Work request:
All entries that follow are to be printed exactly as written.

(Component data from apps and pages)
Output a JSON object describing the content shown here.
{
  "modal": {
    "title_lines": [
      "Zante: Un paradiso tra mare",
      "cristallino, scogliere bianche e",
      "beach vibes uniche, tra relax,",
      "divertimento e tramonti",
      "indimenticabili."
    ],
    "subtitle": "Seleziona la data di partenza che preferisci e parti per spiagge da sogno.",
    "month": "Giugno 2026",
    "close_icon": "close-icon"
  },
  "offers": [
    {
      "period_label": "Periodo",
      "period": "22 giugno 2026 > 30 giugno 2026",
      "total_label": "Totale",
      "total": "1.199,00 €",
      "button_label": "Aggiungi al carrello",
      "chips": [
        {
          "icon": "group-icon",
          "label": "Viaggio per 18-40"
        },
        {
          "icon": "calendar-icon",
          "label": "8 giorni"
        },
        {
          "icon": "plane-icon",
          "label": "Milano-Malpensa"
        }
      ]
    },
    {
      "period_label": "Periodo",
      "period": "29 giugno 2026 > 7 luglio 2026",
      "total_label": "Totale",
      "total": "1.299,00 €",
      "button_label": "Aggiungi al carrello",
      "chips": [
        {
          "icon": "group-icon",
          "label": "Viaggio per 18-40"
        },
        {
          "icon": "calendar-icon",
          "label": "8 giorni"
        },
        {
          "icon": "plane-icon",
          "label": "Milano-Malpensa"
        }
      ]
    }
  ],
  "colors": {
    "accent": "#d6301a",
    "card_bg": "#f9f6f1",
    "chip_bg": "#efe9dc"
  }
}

Exercise result:
Output a JSON object describing the content shown here.
{
  "modal": {
    "title_lines": [
      "Zante: Un paradiso tra mare",
      "cristallino, scogliere bianche e",
      "beach vibes uniche, tra relax,",
      "divertimento e tramonti",
      "indimenticabili."
    ],
    "subtitle": "Seleziona la data di partenza che preferisci e parti per spiagge da sogno.",
    "month": "Giugno 2026",
    "close_icon": "close-icon"
  },
  "offers": [
    {
      "period_label": "Periodo",
      "period": "22 giugno 2026 > 30 giugno 2026",
      "total_label": "Totale",
      "total": "1.199,00 €",
      "button_label": "Aggiungi al carrello",
      "chips": [
        {
          "icon": "group-icon",
          "label": "Viaggio per 18-40"
        },
        {
          "icon": "calendar-icon",
          "label": "8 giorni"
        },
        {
          "icon": "plane-icon",
          "label": "Milano-Malpensa"
        }
      ]
    },
    {
      "period_label": "Periodo",
      "period": "29 giugno 2026 > 7 luglio 2026",
      "total_label": "Totale",
      "total": "1.299,00 €",
      "button_label": "Aggiungi al carrello",
      "chips": [
        {
          "icon": "group-icon",
          "label": "Viaggio per 18-40"
        },
        {
          "icon": "calendar-icon",
          "label": "8 giorni"
        },
        {
          "icon": "plane-icon",
          "label": "Milano-Malpensa"
        }
      ]
    }
  ],
  "colors": {
    "accent": "#d6301a",
    "card_bg": "#f9f6f1",
    "chip_bg": "#efe9dc"
  }
}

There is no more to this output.